Mathematics Professor H. Wu, UC-Berkeley, discussed the problems of implementing Common Core state standards. He wrote parts of it (e.g., fractions). Wu acknowledged that Common Core would likely fail because K-8 teachers do not know enough math content to teach it well. No amount of professional development will change this, he said.

Mark Pulliam writes, "Diversity means singling out certain races for special treatment." It's called equity, but it is hardly fair. According to the progressive-left narrative, opinion about anything is as valid as the next. It's nonsense.

Education, today, is not about learning and applying content; it is about diversity, inclusivity, equality, and social justice. You are on the wrong side if you don't buy into the progressive-left narrative that equality in everything is everything. Really?

Individuals vary widely. 
We are unequal. 
You can't legislate equity via social justice. You can't make the unequal, equal. Merit and achievement are not considered in the progressive narrative. Everyone is the same. But, we are clearly not. 

Against the status quo of the progressive-left, kids who excel in math achievement should not be placed with low achieving students for math class. They should be pulled out and taught by an algebra teacher for math class. On the other end of the spectrum, Singapore pulls out students with weak numeracy skills at the start of 1st grade to catch them up.   

Many Millennials Lack Literacy, Numeracy, and Problem-Solving Skills!
"The rationale for the focus on millennials is simple: This generation of American workers and citizens will largely determine the shape of the American economic and social landscape of the future." The deficient skills of U.S. Millenials should alarm us, but it has not. (Quote: Education Testing Service (ETS) report America's Skills Challenge: Millennials and the Future 2015)

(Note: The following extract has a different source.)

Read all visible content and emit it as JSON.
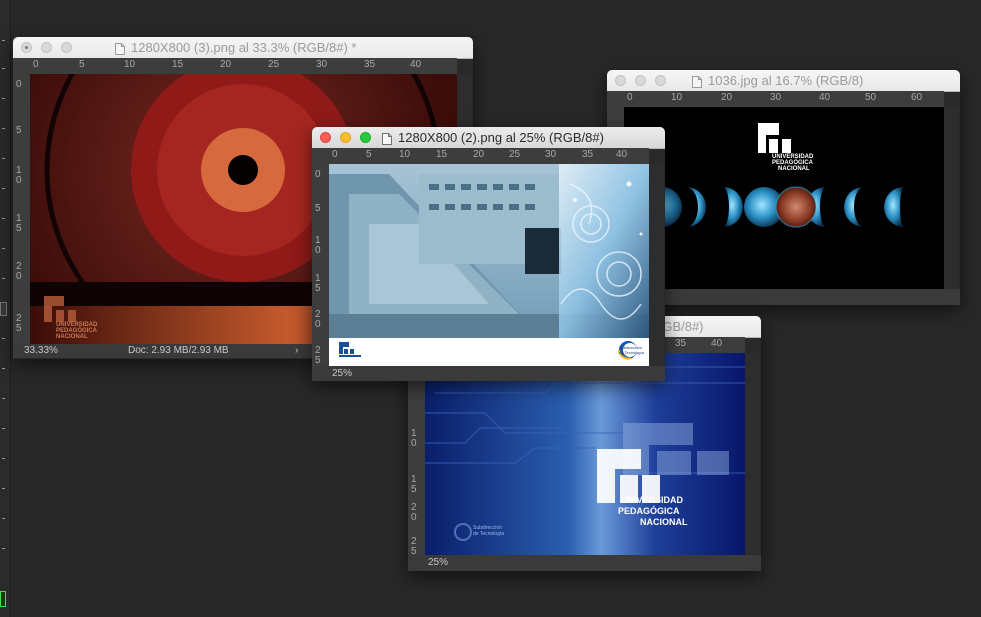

"The youngest segment of the U.S millennial cohort (16- to 24-year-olds), who could be in the labor force for the next 50 years, ranked last in numeracy and among the bottom countries in PS-TRE. In literacy, U.S. millennials scored low, too. Note. Data is from the  Education Testing Service (ETS) report America's Skills Challenge: Millennials and the Future, 2015)

The ETS report states that even our best millennials don't measure up to their peers from other nations. It does not surprise me. Starting in the first grade,  U.S. students are not learning basic mathematics well enough to compete in a world driven by technology engineering, and science. The millennials have been in progressive schools that stressed understanding and problem-solving. What's wrong? The "teaching" was wrong! The mastery of domain knowledge and skills in long-term memory was not stressed. 

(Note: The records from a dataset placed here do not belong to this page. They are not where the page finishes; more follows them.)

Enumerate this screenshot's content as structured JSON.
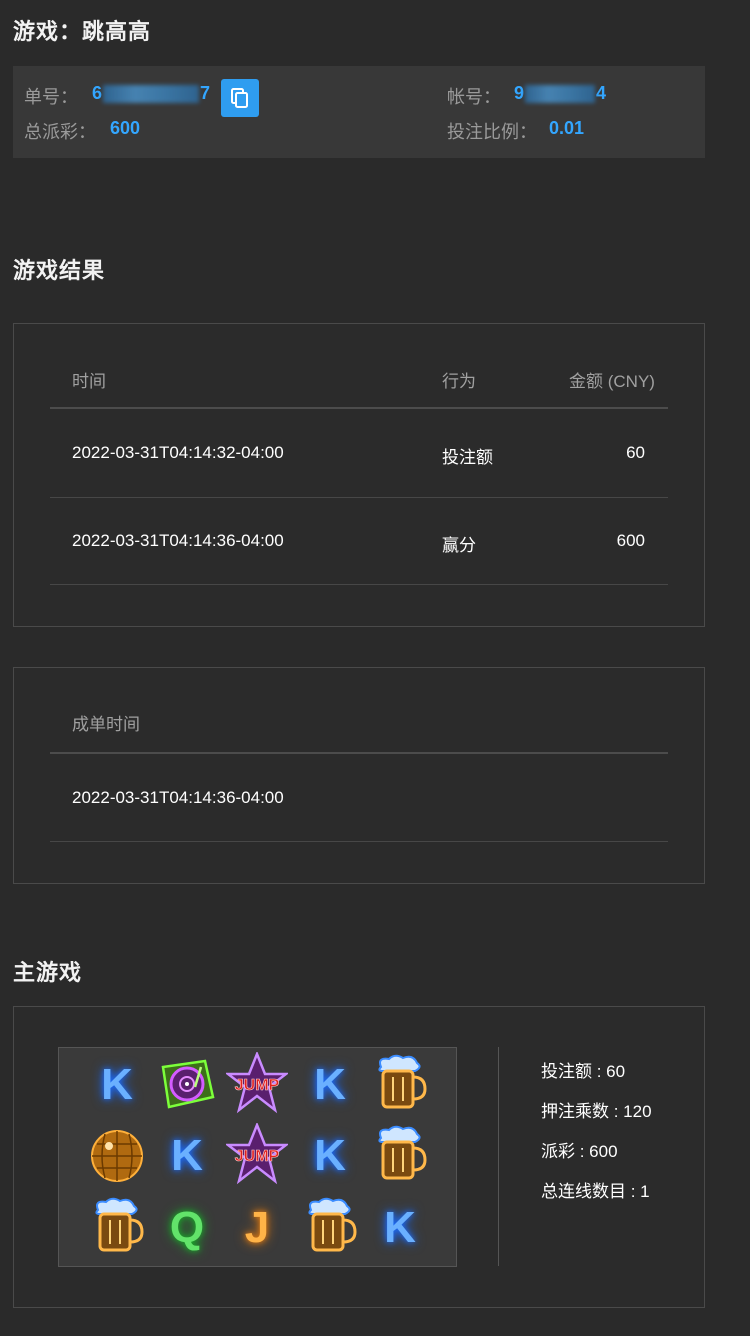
{
  "header": {
    "title_label": "游戏：",
    "title_value": "跳高高"
  },
  "info": {
    "order_label": "单号：",
    "order_prefix": "6",
    "order_suffix": "7",
    "account_label": "帐号：",
    "account_prefix": "9",
    "account_suffix": "4",
    "payout_label": "总派彩：",
    "payout_value": "600",
    "ratio_label": "投注比例：",
    "ratio_value": "0.01"
  },
  "result": {
    "section_title": "游戏结果",
    "columns": [
      "时间",
      "行为",
      "金额 (CNY)"
    ],
    "rows": [
      {
        "time": "2022-03-31T04:14:32-04:00",
        "action": "投注额",
        "amount": "60"
      },
      {
        "time": "2022-03-31T04:14:36-04:00",
        "action": "赢分",
        "amount": "600"
      }
    ]
  },
  "settle": {
    "header": "成单时间",
    "time": "2022-03-31T04:14:36-04:00"
  },
  "main_game": {
    "section_title": "主游戏",
    "reels": [
      [
        "K",
        "turntable-icon",
        "jump-star-icon",
        "K",
        "beer-mug-icon"
      ],
      [
        "disco-ball-icon",
        "K",
        "jump-star-icon",
        "K",
        "beer-mug-icon"
      ],
      [
        "beer-mug-icon",
        "Q",
        "J",
        "beer-mug-icon",
        "K"
      ]
    ],
    "jump_text": "JUMP",
    "stats": [
      "投注额 : 60",
      "押注乘数 : 120",
      "派彩 : 600",
      "总连线数目 : 1"
    ]
  }
}
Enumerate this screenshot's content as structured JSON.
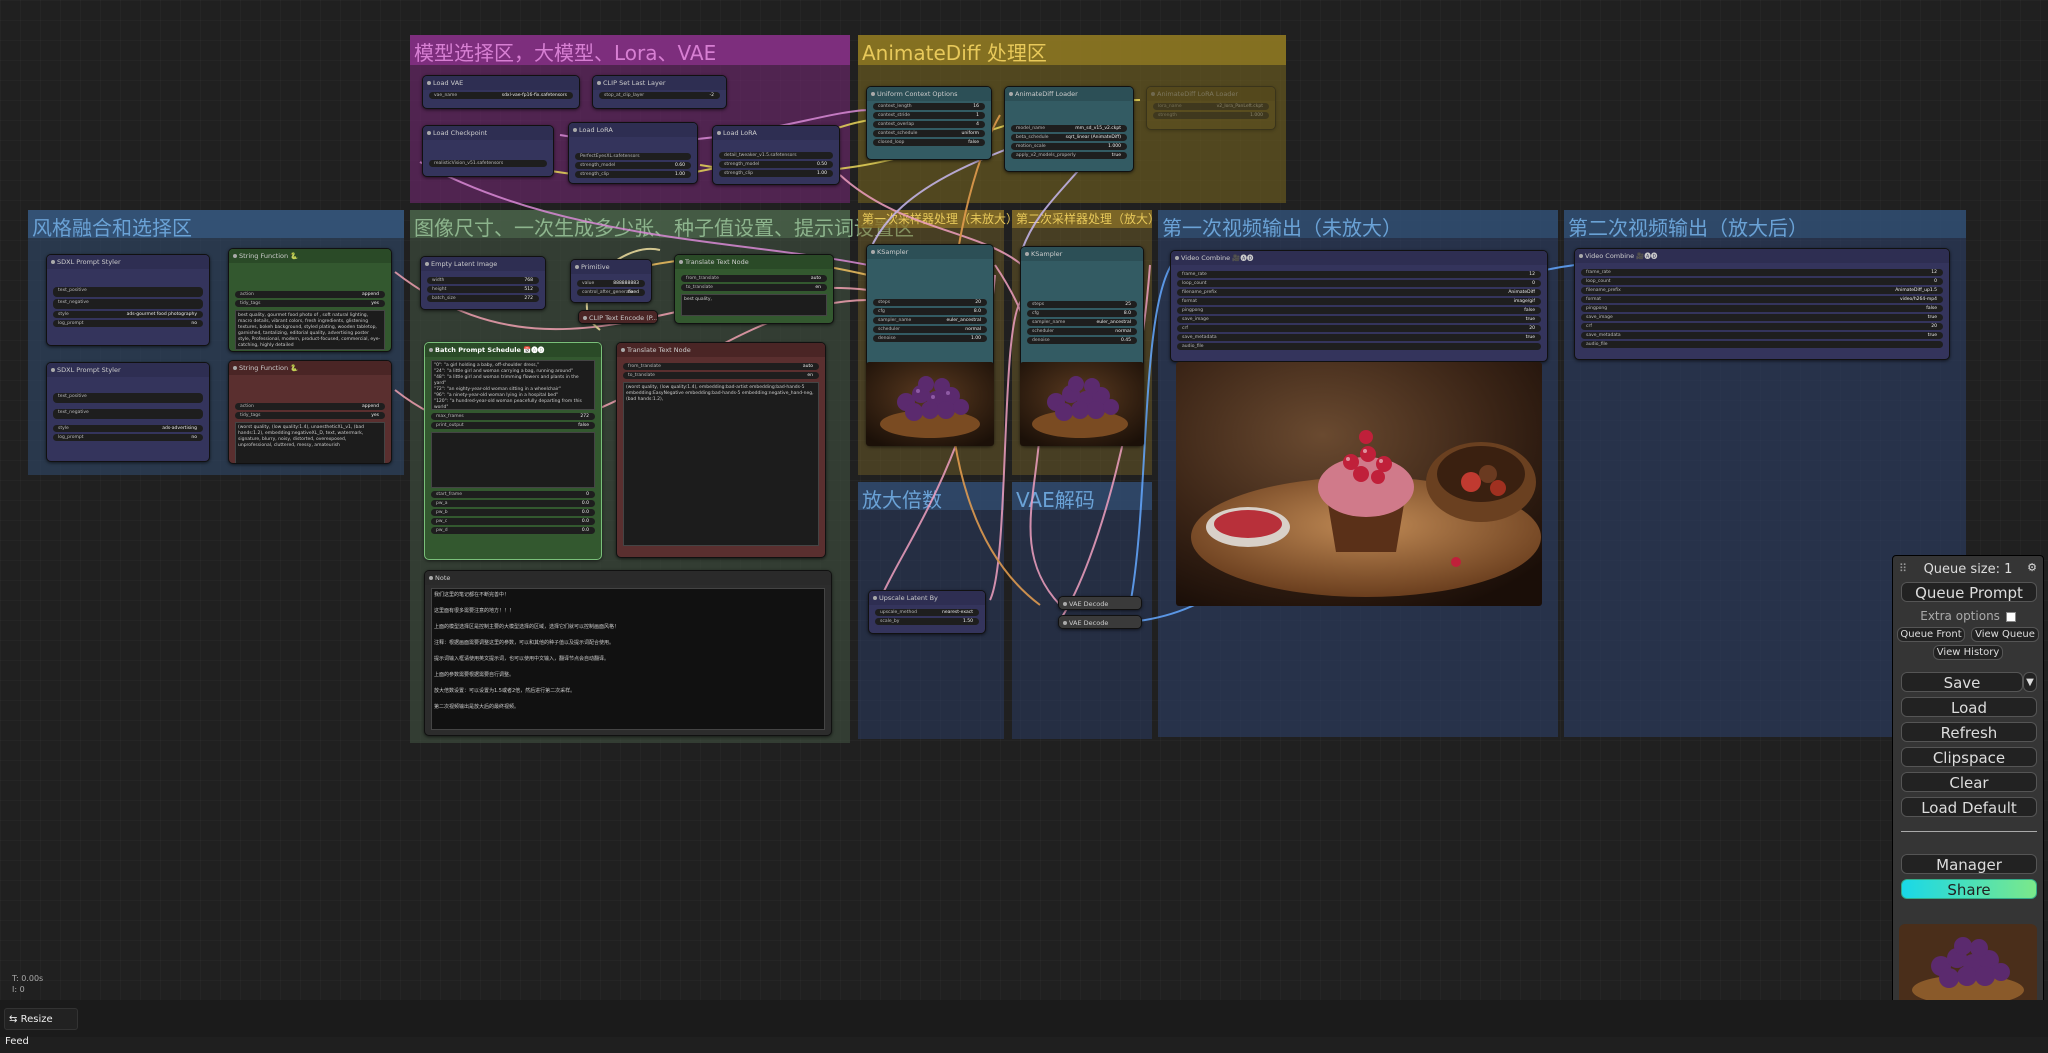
{
  "groups": [
    {
      "title": "模型选择区，大模型、Lora、VAE",
      "color": "#5a2e59"
    },
    {
      "title": "AnimateDiff 处理区",
      "color": "#6e5f1e"
    },
    {
      "title": "风格融合和选择区",
      "color": "#2f4a6b"
    },
    {
      "title": "图像尺寸、一次生成多少张、种子值设置、提示词设置区",
      "color": "#3c5440"
    },
    {
      "title": "第一次采样器处理（未放大）",
      "color": "#6e5a2a"
    },
    {
      "title": "第二次采样器处理（放大）",
      "color": "#6e5a2a"
    },
    {
      "title": "第一次视频输出（未放大）",
      "color": "#2f4a6b"
    },
    {
      "title": "第二次视频输出（放大后）",
      "color": "#2f4a6b"
    },
    {
      "title": "放大倍数",
      "color": "#2f4a6b"
    },
    {
      "title": "VAE解码",
      "color": "#2f4a6b"
    }
  ],
  "nodes": {
    "load_vae": {
      "title": "Load VAE",
      "w1": "vae_name",
      "v1": "sdxl-vae-fp16-fix.safetensors"
    },
    "clip_set_last": {
      "title": "CLIP Set Last Layer",
      "w1": "stop_at_clip_layer",
      "v1": "-2"
    },
    "load_checkpoint": {
      "title": "Load Checkpoint",
      "w1": "ckpt_name",
      "v1": "realisticVision_v51.safetensors"
    },
    "load_lora_1": {
      "title": "Load LoRA",
      "w1": "lora_name",
      "v1": "PerfectEyesXL.safetensors",
      "w2": "strength_model",
      "v2": "0.60",
      "w3": "strength_clip",
      "v3": "1.00"
    },
    "load_lora_2": {
      "title": "Load LoRA",
      "w1": "lora_name",
      "v1": "detail_tweaker_v1.5.safetensors",
      "w2": "strength_model",
      "v2": "0.50",
      "w3": "strength_clip",
      "v3": "1.00"
    },
    "uniform_context": {
      "title": "Uniform Context Options",
      "w1": "context_length",
      "v1": "16",
      "w2": "context_stride",
      "v2": "1",
      "w3": "context_overlap",
      "v3": "4",
      "w4": "context_schedule",
      "v4": "uniform",
      "w5": "closed_loop",
      "v5": "false"
    },
    "animatediff_loader": {
      "title": "AnimateDiff Loader",
      "w1": "model_name",
      "v1": "mm_sd_v15_v2.ckpt",
      "w2": "beta_schedule",
      "v2": "sqrt_linear (AnimateDiff)",
      "w3": "motion_scale",
      "v3": "1.000",
      "w4": "apply_v2_models_properly",
      "v4": "true"
    },
    "animatediff_lora": {
      "title": "AnimateDiff LoRA Loader",
      "w1": "lora_name",
      "v1": "v2_lora_PanLeft.ckpt",
      "w2": "strength",
      "v2": "1.000"
    },
    "sdxl_styler_1": {
      "title": "SDXL Prompt Styler",
      "w1": "text_positive",
      "w2": "text_negative",
      "w3": "style",
      "v3": "ads-gourmet food photography",
      "w4": "log_prompt",
      "v4": "no"
    },
    "sdxl_styler_2": {
      "title": "SDXL Prompt Styler",
      "w1": "text_positive",
      "w2": "text_negative",
      "w3": "style",
      "v3": "ads-advertising",
      "w4": "log_prompt",
      "v4": "no"
    },
    "string_fn_1": {
      "title": "String Function 🐍",
      "w1": "action",
      "v1": "append",
      "w2": "tidy_tags",
      "v2": "yes",
      "text": "best quality, gourmet food photo of , soft natural lighting, macro details, vibrant colors, fresh ingredients, glistening textures, bokeh background, styled plating, wooden tabletop, garnished, tantalizing, editorial quality, advertising poster style, Professional, modern, product-focused, commercial, eye-catching, highly detailed"
    },
    "string_fn_2": {
      "title": "String Function 🐍",
      "w1": "action",
      "v1": "append",
      "w2": "tidy_tags",
      "v2": "yes",
      "text": "(worst quality, (low quality:1.4), unaestheticXL_v1, (bad hands:1.2), embedding:negativeXL_D, text, watermark, signature, blurry, noisy, distorted, overexposed, unprofessional, cluttered, messy, amateurish"
    },
    "empty_latent": {
      "title": "Empty Latent Image",
      "w1": "width",
      "v1": "768",
      "w2": "height",
      "v2": "512",
      "w3": "batch_size",
      "v3": "272"
    },
    "primitive": {
      "title": "Primitive",
      "w1": "value",
      "v1": "888888883",
      "w2": "control_after_generate",
      "v2": "fixed"
    },
    "clip_text_encode": {
      "title": "CLIP Text Encode (P..."
    },
    "translate_1": {
      "title": "Translate Text Node",
      "w1": "from_translate",
      "v1": "auto",
      "w2": "to_translate",
      "v2": "en",
      "text": "best quality,"
    },
    "batch_prompt": {
      "title": "Batch Prompt Schedule 📅🅐🅓",
      "text": "\"0\": \"a girl holding a baby, off-shoulder dress,\"\n\"24\": \"a little girl and woman carrying a bag, running around\"\n\"48\": \"a little girl and woman trimming flowers and plants in the yard\"\n\"72\": \"an eighty-year-old woman sitting in a wheelchair\"\n\"96\": \"a ninety-year-old woman lying in a hospital bed\"\n\"120\": \"a hundred-year-old woman peacefully departing from this world\"",
      "w1": "max_frames",
      "v1": "272",
      "w2": "print_output",
      "v2": "false",
      "w3": "start_frame",
      "v3": "0",
      "w4": "pw_a",
      "v4": "0.0",
      "w5": "pw_b",
      "v5": "0.0",
      "w6": "pw_c",
      "v6": "0.0",
      "w7": "pw_d",
      "v7": "0.0"
    },
    "translate_2": {
      "title": "Translate Text Node",
      "w1": "from_translate",
      "v1": "auto",
      "w2": "to_translate",
      "v2": "en",
      "text": "(worst quality, (low quality:1.4), embedding:bad-artist embedding:bad-hands-5 embedding:EasyNegative embedding:bad-hands-5 embedding:negative_hand-neg, (bad hands:1.2),"
    },
    "note": {
      "title": "Note",
      "text": "我们这里的笔记都在不断完善中！\n\n这里面有很多需要注意的地方！！！\n\n上面的模型选择区是控制主要的大模型选择的区域，选择它们就可以控制画面风格！\n\n注释：根据画面需要调整这里的参数，可以和其他的种子值以及提示词配合使用。\n\n提示词输入框请使用英文提示词，也可以使用中文输入，翻译节点会自动翻译。\n\n上面的参数需要根据需要自行调整。\n\n放大倍数设置：可以设置为1.5或者2倍，然后进行第二次采样。\n\n第二次视频输出是放大后的最终视频。"
    },
    "ksampler_1": {
      "title": "KSampler",
      "w1": "steps",
      "v1": "20",
      "w2": "cfg",
      "v2": "8.0",
      "w3": "sampler_name",
      "v3": "euler_ancestral",
      "w4": "scheduler",
      "v4": "normal",
      "w5": "denoise",
      "v5": "1.00"
    },
    "ksampler_2": {
      "title": "KSampler",
      "w1": "steps",
      "v1": "25",
      "w2": "cfg",
      "v2": "8.0",
      "w3": "sampler_name",
      "v3": "euler_ancestral",
      "w4": "scheduler",
      "v4": "normal",
      "w5": "denoise",
      "v5": "0.45"
    },
    "video_combine_1": {
      "title": "Video Combine 🎥🅐🅓",
      "w1": "frame_rate",
      "v1": "12",
      "w2": "loop_count",
      "v2": "0",
      "w3": "filename_prefix",
      "v3": "AnimateDiff",
      "w4": "format",
      "v4": "image/gif",
      "w5": "pingpong",
      "v5": "false",
      "w6": "save_image",
      "v6": "true",
      "w7": "crf",
      "v7": "20",
      "w8": "save_metadata",
      "v8": "true",
      "w9": "audio_file"
    },
    "video_combine_2": {
      "title": "Video Combine 🎥🅐🅓",
      "w1": "frame_rate",
      "v1": "12",
      "w2": "loop_count",
      "v2": "0",
      "w3": "filename_prefix",
      "v3": "AnimateDiff_up1.5",
      "w4": "format",
      "v4": "video/h264-mp4",
      "w5": "pingpong",
      "v5": "false",
      "w6": "save_image",
      "v6": "true",
      "w7": "crf",
      "v7": "20",
      "w8": "save_metadata",
      "v8": "true",
      "w9": "audio_file"
    },
    "upscale_latent": {
      "title": "Upscale Latent By",
      "w1": "upscale_method",
      "v1": "nearest-exact",
      "w2": "scale_by",
      "v2": "1.50"
    },
    "vae_decode_1": {
      "title": "VAE Decode"
    },
    "vae_decode_2": {
      "title": "VAE Decode"
    }
  },
  "panel": {
    "queue_size": "Queue size: 1",
    "queue_prompt": "Queue Prompt",
    "extra_options": "Extra options",
    "queue_front": "Queue Front",
    "view_queue": "View Queue",
    "view_history": "View History",
    "save": "Save",
    "load": "Load",
    "refresh": "Refresh",
    "clipspace": "Clipspace",
    "clear": "Clear",
    "load_default": "Load Default",
    "manager": "Manager",
    "share": "Share",
    "share_color_start": "#19d8e8",
    "share_color_end": "#7be88a"
  },
  "stats": {
    "time": "T: 0.00s",
    "nodes": "I: 0"
  },
  "resize_feed": "Resize Feed",
  "icons": {
    "gear": "gear-icon",
    "drag": "drag-handle-icon",
    "dropdown": "chevron-down-icon",
    "resize": "resize-icon"
  }
}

Today, students lack the knowledge to do critical thinking (aka problem-solving), not only in math but also in science. Knowledge in long-term memory enables problem-solving, which is domain-specific. 

Only 22% of 12th-grade students are proficient in science, 25% in math, and 37% in reading (NAEP, 2017). Not good!

In short, U.S. students lack the necessary "skills across the domains of literacy, numeracy and problem-solving." 

Also, "The scores of U.S. millennials whose highest level of educational attainment was either less than high school or high school are lower than those of their counterparts in almost every other participating country."  It does not surprise me because government schools have used credit recovery schemes, grade inflation, and watered-down courses to increase their graduation rates.

First-Draft Form. Expect Changes. 
10-27-18, 11-6-18 

©2018 LT/ThinkAlgebra